Peter stepped into the room. There was a bat on the floor—he touched it with the tip of a shoe and rolled it toward himself, and then pushed it silently under the bed. His eyes had adjusted and he could see the boy’s face now, in profile against his pillow. He recognized the spiky blond hair over the forehead. He saw it in his mind’s eye, bent down against the small of his daughter’s back, her face buried in the boy’s groin, the boy’s eyes closed, as now, only more conscious, the lids clenching and unclenching. He knew, when he’d looked at the image, what the boy was feeling; there was no end to the likenesses he’d sensed when he’d looked at that video. He’d even remembered, for the first time in many years, his earliest kiss. It was on a dare, in a closet, and the closet was as dark as the boy’s room. The girl’s name was Casey. She was small and limber; he recalled that she was a gymnast. Her mouth had tasted metallic. Someone shouted “Time!” outside the door, and they’d pulled away, and Peter had become immediately aware of the fact that his erection hurt. He was thirteen then. If they hadn’t called time, if he’d been alone with her in there, would the urgency of the sensations in his body have compelled him to carry the encounter further? What if Casey had resisted him? What if she’d pushed him on?

His body felt cool in the comfortable dark of the boy’s room, and except for the back of his neck, his skin was dry. He could see the outline of the boy’s scapulae and the side of the multi-panelled cranium, the bone that was so fragile in babies that it was the one most frequently broken in newborns, the plates of the cranium sliding over the grey ocean below it.

The boy stirred in the bed, and Peter stilled himself. He heard him take a deep waking breath, and the boy turned his head on the pillow, so that he was looking toward the foot of the bed. He called out quietly. He was seeing his father in the doorway, in the gloom. He got no answer and raised himself on one elbow and squinted out into the dark. Peter could see his face clearly now, there was no doubt in his mind, he would not be punishing the wrong person. The boy looked confused, and stayed silent, not certain of where he was, or even if he was dreaming.

“Go back to sleep,” Peter said. He made no effort to disguise his voice. The stillness between himself and the boy drew out and neither of them moved. “Go back to sleep.”

The boy let himself back down onto the pillow and pulled his covers about himself.

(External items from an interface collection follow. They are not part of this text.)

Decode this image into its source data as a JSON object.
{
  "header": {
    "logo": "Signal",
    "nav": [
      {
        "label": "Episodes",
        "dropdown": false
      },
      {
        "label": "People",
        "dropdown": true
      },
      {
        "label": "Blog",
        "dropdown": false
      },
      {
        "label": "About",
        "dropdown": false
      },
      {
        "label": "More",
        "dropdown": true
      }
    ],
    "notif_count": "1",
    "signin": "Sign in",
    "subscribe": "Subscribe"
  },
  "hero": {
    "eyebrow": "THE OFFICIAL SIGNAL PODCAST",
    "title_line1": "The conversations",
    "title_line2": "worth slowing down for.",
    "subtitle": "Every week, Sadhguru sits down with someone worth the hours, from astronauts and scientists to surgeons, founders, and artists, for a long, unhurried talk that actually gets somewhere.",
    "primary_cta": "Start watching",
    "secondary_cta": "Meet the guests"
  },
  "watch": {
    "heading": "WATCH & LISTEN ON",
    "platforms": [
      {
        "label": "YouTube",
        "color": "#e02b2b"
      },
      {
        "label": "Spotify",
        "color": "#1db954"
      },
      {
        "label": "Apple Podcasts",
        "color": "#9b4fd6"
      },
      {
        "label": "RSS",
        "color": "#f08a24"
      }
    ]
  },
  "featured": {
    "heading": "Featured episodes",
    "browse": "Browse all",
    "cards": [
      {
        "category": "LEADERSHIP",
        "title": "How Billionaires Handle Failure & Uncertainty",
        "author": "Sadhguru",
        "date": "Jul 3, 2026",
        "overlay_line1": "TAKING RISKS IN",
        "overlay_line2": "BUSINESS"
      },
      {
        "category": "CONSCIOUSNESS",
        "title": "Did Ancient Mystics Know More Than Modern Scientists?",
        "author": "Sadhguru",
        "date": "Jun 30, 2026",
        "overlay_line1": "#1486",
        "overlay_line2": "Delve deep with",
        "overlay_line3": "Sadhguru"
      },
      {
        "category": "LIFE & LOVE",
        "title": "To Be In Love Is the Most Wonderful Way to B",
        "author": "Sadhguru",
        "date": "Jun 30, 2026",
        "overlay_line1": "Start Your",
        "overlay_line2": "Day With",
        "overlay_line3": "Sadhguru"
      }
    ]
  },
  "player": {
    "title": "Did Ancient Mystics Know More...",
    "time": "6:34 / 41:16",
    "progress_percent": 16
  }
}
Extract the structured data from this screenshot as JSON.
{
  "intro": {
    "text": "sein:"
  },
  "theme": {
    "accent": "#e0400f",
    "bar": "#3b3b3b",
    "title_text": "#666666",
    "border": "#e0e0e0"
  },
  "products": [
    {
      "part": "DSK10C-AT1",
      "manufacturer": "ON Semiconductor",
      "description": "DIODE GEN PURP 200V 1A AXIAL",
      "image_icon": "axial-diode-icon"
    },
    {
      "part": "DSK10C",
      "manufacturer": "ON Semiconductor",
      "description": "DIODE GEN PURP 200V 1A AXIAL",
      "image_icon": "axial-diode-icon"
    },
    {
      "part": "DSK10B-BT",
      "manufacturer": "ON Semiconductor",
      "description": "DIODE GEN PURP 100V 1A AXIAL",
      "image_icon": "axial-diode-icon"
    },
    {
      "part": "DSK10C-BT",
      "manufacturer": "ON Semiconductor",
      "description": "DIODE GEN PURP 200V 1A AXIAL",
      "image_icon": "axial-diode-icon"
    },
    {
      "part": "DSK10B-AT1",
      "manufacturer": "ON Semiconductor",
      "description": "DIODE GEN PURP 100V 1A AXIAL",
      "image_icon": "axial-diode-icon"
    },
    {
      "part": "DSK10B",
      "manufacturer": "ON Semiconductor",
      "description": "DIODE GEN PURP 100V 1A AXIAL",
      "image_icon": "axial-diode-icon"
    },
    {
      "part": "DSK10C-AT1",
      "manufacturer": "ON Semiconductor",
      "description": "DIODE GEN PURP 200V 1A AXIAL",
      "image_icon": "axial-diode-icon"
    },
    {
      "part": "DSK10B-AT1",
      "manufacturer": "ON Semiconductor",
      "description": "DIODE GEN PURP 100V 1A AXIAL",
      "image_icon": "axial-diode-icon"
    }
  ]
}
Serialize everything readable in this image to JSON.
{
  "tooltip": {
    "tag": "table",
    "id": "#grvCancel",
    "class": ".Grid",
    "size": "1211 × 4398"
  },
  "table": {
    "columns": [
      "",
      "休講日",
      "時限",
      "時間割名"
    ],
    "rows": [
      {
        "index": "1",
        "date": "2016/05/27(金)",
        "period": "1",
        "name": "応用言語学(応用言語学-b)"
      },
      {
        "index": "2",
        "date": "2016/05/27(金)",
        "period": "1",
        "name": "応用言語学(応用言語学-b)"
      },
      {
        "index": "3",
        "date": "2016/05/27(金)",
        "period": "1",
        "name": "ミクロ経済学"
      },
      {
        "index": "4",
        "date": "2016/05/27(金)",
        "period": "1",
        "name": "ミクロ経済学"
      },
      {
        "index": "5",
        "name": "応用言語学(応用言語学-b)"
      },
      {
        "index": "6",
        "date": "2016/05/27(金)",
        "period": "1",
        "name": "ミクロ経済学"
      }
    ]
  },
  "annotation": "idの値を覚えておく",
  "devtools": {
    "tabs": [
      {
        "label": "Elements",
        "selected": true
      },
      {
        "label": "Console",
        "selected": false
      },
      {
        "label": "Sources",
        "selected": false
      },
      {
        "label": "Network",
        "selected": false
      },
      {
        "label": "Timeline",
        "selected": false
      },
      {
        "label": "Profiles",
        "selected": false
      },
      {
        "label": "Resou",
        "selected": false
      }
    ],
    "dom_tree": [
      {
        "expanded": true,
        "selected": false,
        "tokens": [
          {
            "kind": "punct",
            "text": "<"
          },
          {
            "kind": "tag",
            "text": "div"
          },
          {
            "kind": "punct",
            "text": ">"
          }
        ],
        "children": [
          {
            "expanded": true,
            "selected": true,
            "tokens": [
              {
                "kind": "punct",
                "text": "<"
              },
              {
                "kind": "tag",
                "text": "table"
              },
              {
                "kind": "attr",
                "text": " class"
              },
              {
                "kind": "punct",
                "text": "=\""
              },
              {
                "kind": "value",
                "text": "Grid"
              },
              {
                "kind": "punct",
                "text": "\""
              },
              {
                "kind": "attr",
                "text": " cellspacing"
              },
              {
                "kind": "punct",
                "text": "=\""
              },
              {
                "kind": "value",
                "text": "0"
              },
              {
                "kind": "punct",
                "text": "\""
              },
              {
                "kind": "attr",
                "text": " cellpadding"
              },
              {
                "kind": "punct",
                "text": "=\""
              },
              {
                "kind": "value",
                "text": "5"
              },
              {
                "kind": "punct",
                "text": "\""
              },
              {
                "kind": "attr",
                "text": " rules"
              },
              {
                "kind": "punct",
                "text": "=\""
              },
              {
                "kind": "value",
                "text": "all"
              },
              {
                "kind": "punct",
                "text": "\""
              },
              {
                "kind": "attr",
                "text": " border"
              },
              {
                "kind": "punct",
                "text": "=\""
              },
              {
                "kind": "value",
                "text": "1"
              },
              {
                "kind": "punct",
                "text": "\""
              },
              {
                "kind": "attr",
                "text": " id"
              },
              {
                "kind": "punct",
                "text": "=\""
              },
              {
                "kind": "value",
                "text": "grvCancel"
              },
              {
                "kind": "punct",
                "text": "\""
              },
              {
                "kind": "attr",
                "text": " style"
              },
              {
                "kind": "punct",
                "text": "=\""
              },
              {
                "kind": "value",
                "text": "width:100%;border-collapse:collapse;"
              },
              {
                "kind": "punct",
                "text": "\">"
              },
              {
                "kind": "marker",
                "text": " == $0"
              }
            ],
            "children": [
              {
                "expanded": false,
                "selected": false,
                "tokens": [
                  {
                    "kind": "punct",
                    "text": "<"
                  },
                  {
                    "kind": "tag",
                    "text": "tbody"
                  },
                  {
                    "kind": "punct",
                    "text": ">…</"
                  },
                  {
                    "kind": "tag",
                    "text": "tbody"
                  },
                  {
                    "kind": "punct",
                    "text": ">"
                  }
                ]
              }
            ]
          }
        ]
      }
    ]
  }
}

In a matter of a few seconds, his breathing slowed down again, deep dreaming breaths, the boy’s mind sliding to another place. Peter watched him.